Before copying, set the pictures aside; then repeat every line below verbatim.
*** Entries shown Section Begins ***
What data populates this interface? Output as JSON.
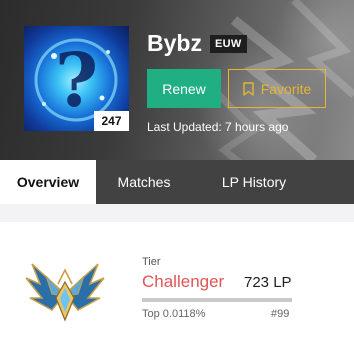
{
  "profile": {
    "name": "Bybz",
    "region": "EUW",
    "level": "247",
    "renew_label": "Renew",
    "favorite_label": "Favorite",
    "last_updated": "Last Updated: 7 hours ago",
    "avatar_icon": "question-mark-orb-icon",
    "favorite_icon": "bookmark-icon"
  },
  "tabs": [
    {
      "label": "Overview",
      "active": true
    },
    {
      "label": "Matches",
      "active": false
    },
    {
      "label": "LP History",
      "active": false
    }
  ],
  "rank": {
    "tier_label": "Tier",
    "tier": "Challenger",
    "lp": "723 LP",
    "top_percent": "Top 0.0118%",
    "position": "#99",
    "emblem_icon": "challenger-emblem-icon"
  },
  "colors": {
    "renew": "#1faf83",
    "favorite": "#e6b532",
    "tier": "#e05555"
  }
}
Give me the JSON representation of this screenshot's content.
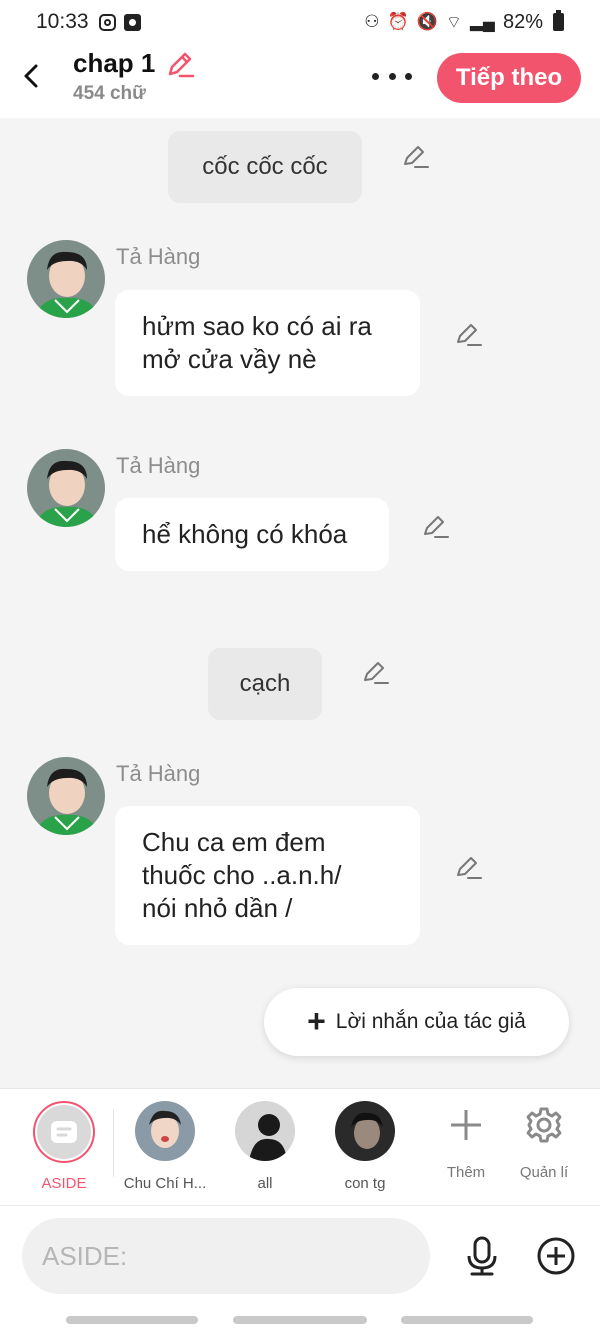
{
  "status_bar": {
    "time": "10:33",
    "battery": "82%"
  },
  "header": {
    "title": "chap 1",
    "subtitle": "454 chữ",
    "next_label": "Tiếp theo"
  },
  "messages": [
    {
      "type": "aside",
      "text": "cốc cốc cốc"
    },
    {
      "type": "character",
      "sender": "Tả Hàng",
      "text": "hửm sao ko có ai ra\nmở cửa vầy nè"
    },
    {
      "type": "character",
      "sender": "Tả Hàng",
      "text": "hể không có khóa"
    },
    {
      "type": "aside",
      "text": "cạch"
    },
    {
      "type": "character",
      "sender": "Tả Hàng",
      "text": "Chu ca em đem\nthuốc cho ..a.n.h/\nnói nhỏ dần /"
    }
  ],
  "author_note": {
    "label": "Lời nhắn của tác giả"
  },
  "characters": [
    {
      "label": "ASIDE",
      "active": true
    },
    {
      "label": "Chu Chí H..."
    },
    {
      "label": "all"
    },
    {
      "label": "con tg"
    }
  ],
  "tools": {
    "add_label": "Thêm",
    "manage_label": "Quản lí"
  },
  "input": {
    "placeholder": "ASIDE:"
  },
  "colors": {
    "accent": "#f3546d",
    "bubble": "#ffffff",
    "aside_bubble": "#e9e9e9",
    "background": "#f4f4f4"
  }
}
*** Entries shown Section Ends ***
→ Written answer:
What data populates this interface? Output as JSON.
{
  "profile": {
    "name": "Bybz",
    "region": "EUW",
    "level": "247",
    "renew_label": "Renew",
    "favorite_label": "Favorite",
    "last_updated": "Last Updated: 7 hours ago",
    "avatar_icon": "question-mark-orb-icon",
    "favorite_icon": "bookmark-icon"
  },
  "tabs": [
    {
      "label": "Overview",
      "active": true
    },
    {
      "label": "Matches",
      "active": false
    },
    {
      "label": "LP History",
      "active": false
    }
  ],
  "rank": {
    "tier_label": "Tier",
    "tier": "Challenger",
    "lp": "723 LP",
    "top_percent": "Top 0.0118%",
    "position": "#99",
    "emblem_icon": "challenger-emblem-icon"
  },
  "colors": {
    "renew": "#1faf83",
    "favorite": "#e6b532",
    "tier": "#e05555"
  }
}
Give me the JSON representation of this screenshot's content.
{
  "status_bar": {
    "time": "10:33",
    "battery": "82%"
  },
  "header": {
    "title": "chap 1",
    "subtitle": "454 chữ",
    "next_label": "Tiếp theo"
  },
  "messages": [
    {
      "type": "aside",
      "text": "cốc cốc cốc"
    },
    {
      "type": "character",
      "sender": "Tả Hàng",
      "text": "hửm sao ko có ai ra\nmở cửa vầy nè"
    },
    {
      "type": "character",
      "sender": "Tả Hàng",
      "text": "hể không có khóa"
    },
    {
      "type": "aside",
      "text": "cạch"
    },
    {
      "type": "character",
      "sender": "Tả Hàng",
      "text": "Chu ca em đem\nthuốc cho ..a.n.h/\nnói nhỏ dần /"
    }
  ],
  "author_note": {
    "label": "Lời nhắn của tác giả"
  },
  "characters": [
    {
      "label": "ASIDE",
      "active": true
    },
    {
      "label": "Chu Chí H..."
    },
    {
      "label": "all"
    },
    {
      "label": "con tg"
    }
  ],
  "tools": {
    "add_label": "Thêm",
    "manage_label": "Quản lí"
  },
  "input": {
    "placeholder": "ASIDE:"
  },
  "colors": {
    "accent": "#f3546d",
    "bubble": "#ffffff",
    "aside_bubble": "#e9e9e9",
    "background": "#f4f4f4"
  }
}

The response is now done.